• **The problem**: Whenever a line contains the string "dotted", copy it out of the entries.

• **Data for this exercise**:
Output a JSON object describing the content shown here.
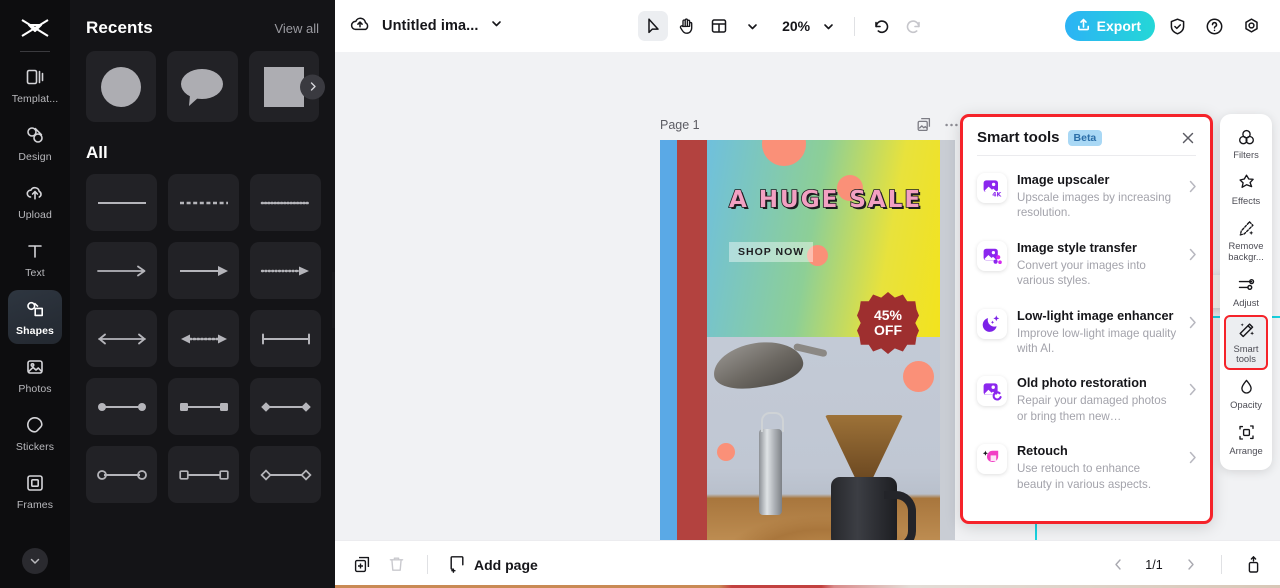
{
  "rail": {
    "logo_icon": "capcut-logo-icon",
    "items": [
      {
        "label": "Templat...",
        "icon": "template-icon",
        "active": false
      },
      {
        "label": "Design",
        "icon": "design-icon",
        "active": false
      },
      {
        "label": "Upload",
        "icon": "upload-cloud-icon",
        "active": false
      },
      {
        "label": "Text",
        "icon": "text-icon",
        "active": false
      },
      {
        "label": "Shapes",
        "icon": "shapes-icon",
        "active": true
      },
      {
        "label": "Photos",
        "icon": "photos-icon",
        "active": false
      },
      {
        "label": "Stickers",
        "icon": "stickers-icon",
        "active": false
      },
      {
        "label": "Frames",
        "icon": "frames-icon",
        "active": false
      }
    ],
    "more_icon": "chevron-down-icon"
  },
  "panel": {
    "recents_title": "Recents",
    "view_all": "View all",
    "recents": [
      {
        "shape": "circle",
        "name": "shape-circle"
      },
      {
        "shape": "speech-bubble",
        "name": "shape-speech-bubble"
      },
      {
        "shape": "square",
        "name": "shape-square"
      }
    ],
    "next_icon": "chevron-right-icon",
    "all_title": "All",
    "shapes": [
      {
        "name": "line-solid"
      },
      {
        "name": "line-dashed"
      },
      {
        "name": "line-dotted"
      },
      {
        "name": "arrow-open-right"
      },
      {
        "name": "arrow-solid-right"
      },
      {
        "name": "arrow-dotted-right"
      },
      {
        "name": "arrow-double-open"
      },
      {
        "name": "arrow-dotted-double"
      },
      {
        "name": "line-bar-ends"
      },
      {
        "name": "line-filled-circle-ends"
      },
      {
        "name": "line-filled-square-ends"
      },
      {
        "name": "line-filled-diamond-ends"
      },
      {
        "name": "line-open-circle-ends"
      },
      {
        "name": "line-open-square-ends"
      },
      {
        "name": "line-open-diamond-ends"
      }
    ],
    "collapse_icon": "chevron-left-icon"
  },
  "topbar": {
    "cloud_icon": "cloud-save-icon",
    "doc_title": "Untitled ima...",
    "title_caret_icon": "chevron-down-icon",
    "tools": [
      {
        "name": "select-tool",
        "icon": "cursor-icon",
        "selected": true
      },
      {
        "name": "hand-tool",
        "icon": "hand-icon",
        "selected": false
      },
      {
        "name": "layout-tool",
        "icon": "layout-icon",
        "selected": false
      }
    ],
    "layout_caret_icon": "chevron-down-icon",
    "zoom_value": "20%",
    "zoom_caret_icon": "chevron-down-icon",
    "undo_icon": "undo-icon",
    "redo_icon": "redo-icon",
    "export_label": "Export",
    "export_icon": "upload-share-icon",
    "export_color": "#24cfda",
    "shield_icon": "shield-check-icon",
    "help_icon": "question-circle-icon",
    "settings_icon": "gear-icon"
  },
  "canvas": {
    "page_label": "Page 1",
    "duplicate_page_icon": "duplicate-page-icon",
    "page_more_icon": "more-dots-icon",
    "context_tools": [
      {
        "name": "crop-button",
        "icon": "crop-icon"
      },
      {
        "name": "cutout-button",
        "icon": "cutout-icon"
      },
      {
        "name": "duplicate-button",
        "icon": "duplicate-icon"
      },
      {
        "name": "more-button",
        "icon": "more-dots-icon"
      }
    ],
    "artboard": {
      "headline": "A  HUGE  SALE",
      "cta": "SHOP NOW",
      "badge_top": "45%",
      "badge_bottom": "OFF",
      "left_stripe_color": "#5aa9e6",
      "second_stripe_color": "#b3423f",
      "badge_color": "#9e2f2f",
      "dot_color": "#fa9078"
    }
  },
  "smart_tools": {
    "title": "Smart tools",
    "badge": "Beta",
    "close_icon": "close-icon",
    "items": [
      {
        "name": "Image upscaler",
        "desc": "Upscale images by increasing resolution.",
        "icon": "image-upscaler-4k-icon",
        "arrow": "chevron-right-icon"
      },
      {
        "name": "Image style transfer",
        "desc": "Convert your images into various styles.",
        "icon": "style-transfer-icon",
        "arrow": "chevron-right-icon"
      },
      {
        "name": "Low-light image enhancer",
        "desc": "Improve low-light image quality with AI.",
        "icon": "moon-sparkle-icon",
        "arrow": "chevron-right-icon"
      },
      {
        "name": "Old photo restoration",
        "desc": "Repair your damaged photos or bring them new…",
        "icon": "photo-restore-icon",
        "arrow": "chevron-right-icon"
      },
      {
        "name": "Retouch",
        "desc": "Use retouch to enhance beauty in various aspects.",
        "icon": "retouch-sparkle-icon",
        "arrow": "chevron-right-icon"
      }
    ],
    "highlight_color": "#f5232a"
  },
  "right_toolbar": {
    "items": [
      {
        "label": "Filters",
        "icon": "filters-icon",
        "highlighted": false
      },
      {
        "label": "Effects",
        "icon": "effects-icon",
        "highlighted": false
      },
      {
        "label": "Remove backgr...",
        "icon": "remove-background-icon",
        "highlighted": false
      },
      {
        "label": "Adjust",
        "icon": "adjust-sliders-icon",
        "highlighted": false
      },
      {
        "label": "Smart tools",
        "icon": "magic-wand-icon",
        "highlighted": true
      },
      {
        "label": "Opacity",
        "icon": "opacity-drop-icon",
        "highlighted": false
      },
      {
        "label": "Arrange",
        "icon": "arrange-icon",
        "highlighted": false
      }
    ]
  },
  "bottombar": {
    "duplicate_icon": "duplicate-page-icon",
    "delete_icon": "trash-icon",
    "add_page_label": "Add page",
    "add_page_icon": "add-page-icon",
    "prev_icon": "chevron-left-icon",
    "next_icon": "chevron-right-icon",
    "page_indicator": "1/1",
    "expand_icon": "expand-panel-icon"
  }
}
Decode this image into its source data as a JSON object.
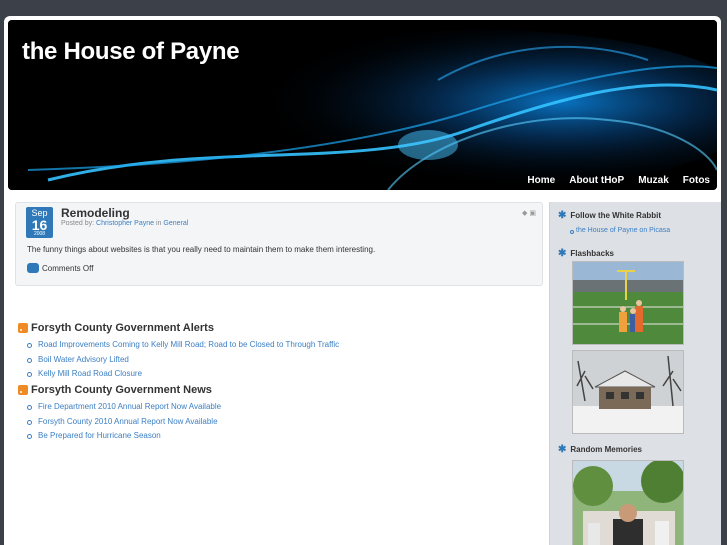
{
  "site": {
    "title": "the House of Payne",
    "nav": [
      "Home",
      "About tHoP",
      "Muzak",
      "Fotos"
    ]
  },
  "post": {
    "title": "Remodeling",
    "date": {
      "month": "Sep",
      "day": "16",
      "year": "2008"
    },
    "meta_prefix": "Posted by:",
    "author": "Christopher Payne",
    "in_label": "in",
    "category": "General",
    "body": "The funny things about websites is that you really need to maintain them to make them interesting.",
    "comments": "Comments Off"
  },
  "feeds": [
    {
      "title": "Forsyth County Government Alerts",
      "items": [
        "Road Improvements Coming to Kelly Mill Road; Road to be Closed to Through Traffic",
        "Boil Water Advisory Lifted",
        "Kelly Mill Road Road Closure"
      ]
    },
    {
      "title": "Forsyth County Government News",
      "items": [
        "Fire Department 2010 Annual Report Now Available",
        "Forsyth County 2010 Annual Report Now Available",
        "Be Prepared for Hurricane Season"
      ]
    }
  ],
  "sidebar": {
    "follow_title": "Follow the White Rabbit",
    "follow_link": "the House of Payne on Picasa",
    "flashbacks_title": "Flashbacks",
    "random_title": "Random Memories"
  },
  "colors": {
    "accent": "#2f79b8",
    "link": "#3b7fc4",
    "rss": "#f08a24"
  }
}
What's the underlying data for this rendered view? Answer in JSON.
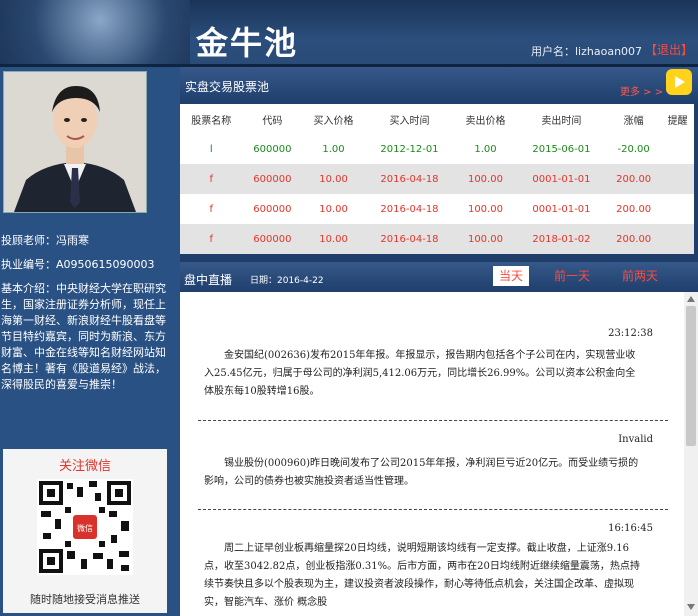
{
  "header": {
    "title": "金牛池",
    "user_label": "用户名：lizhaoan007",
    "logout": "【退出】"
  },
  "advisor": {
    "name_line": "投顾老师：冯雨寒",
    "license_line": "执业编号：A0950615090003",
    "intro": "基本介绍：中央财经大学在职研究生，国家注册证券分析师，现任上海第一财经、新浪财经牛股看盘等节目特约嘉宾，同时为新浪、东方财富、中金在线等知名财经网站知名博主！著有《股道易经》战法，深得股民的喜爱与推崇！"
  },
  "wechat": {
    "title": "关注微信",
    "note": "随时随地接受消息推送",
    "qr_caption": "微信"
  },
  "stock_pool": {
    "title": "实盘交易股票池",
    "more": "更多 > >",
    "columns": [
      "股票名称",
      "代码",
      "买入价格",
      "买入时间",
      "卖出价格",
      "卖出时间",
      "涨幅",
      "提醒"
    ],
    "rows": [
      [
        "l",
        "600000",
        "1.00",
        "2012-12-01",
        "1.00",
        "2015-06-01",
        "-20.00",
        ""
      ],
      [
        "f",
        "600000",
        "10.00",
        "2016-04-18",
        "100.00",
        "0001-01-01",
        "200.00",
        ""
      ],
      [
        "f",
        "600000",
        "10.00",
        "2016-04-18",
        "100.00",
        "0001-01-01",
        "200.00",
        ""
      ],
      [
        "f",
        "600000",
        "10.00",
        "2016-04-18",
        "100.00",
        "2018-01-02",
        "200.00",
        ""
      ]
    ]
  },
  "live": {
    "title": "盘中直播",
    "date": "日期：2016-4-22",
    "tabs": [
      "当天",
      "前一天",
      "前两天"
    ],
    "messages": [
      {
        "time": "23:12:38",
        "text": "金安国纪(002636)发布2015年年报。年报显示，报告期内包括各个子公司在内，实现营业收入25.45亿元，归属于母公司的净利润5,412.06万元，同比增长26.99%。公司以资本公积金向全体股东每10股转增16股。"
      },
      {
        "time": "Invalid",
        "text": "锡业股份(000960)昨日晚间发布了公司2015年年报，净利润巨亏近20亿元。而受业绩亏损的影响，公司的债券也被实施投资者适当性管理。"
      },
      {
        "time": "16:16:45",
        "text": "周二上证早创业板再缩量探20日均线，说明短期该均线有一定支撑。截止收盘，上证涨9.16点，收至3042.82点，创业板指涨0.31%。后市方面，两市在20日均线附近继续缩量震荡，热点持续节奏快且多以个股表现为主，建议投资者波段操作，耐心等待低点机会，关注国企改革、虚拟现实，智能汽车、涨价 概念股"
      }
    ]
  }
}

• **Task result**:
        "name": "line-dotted"
        "name": "arrow-dotted-right"
        "name": "arrow-dotted-double"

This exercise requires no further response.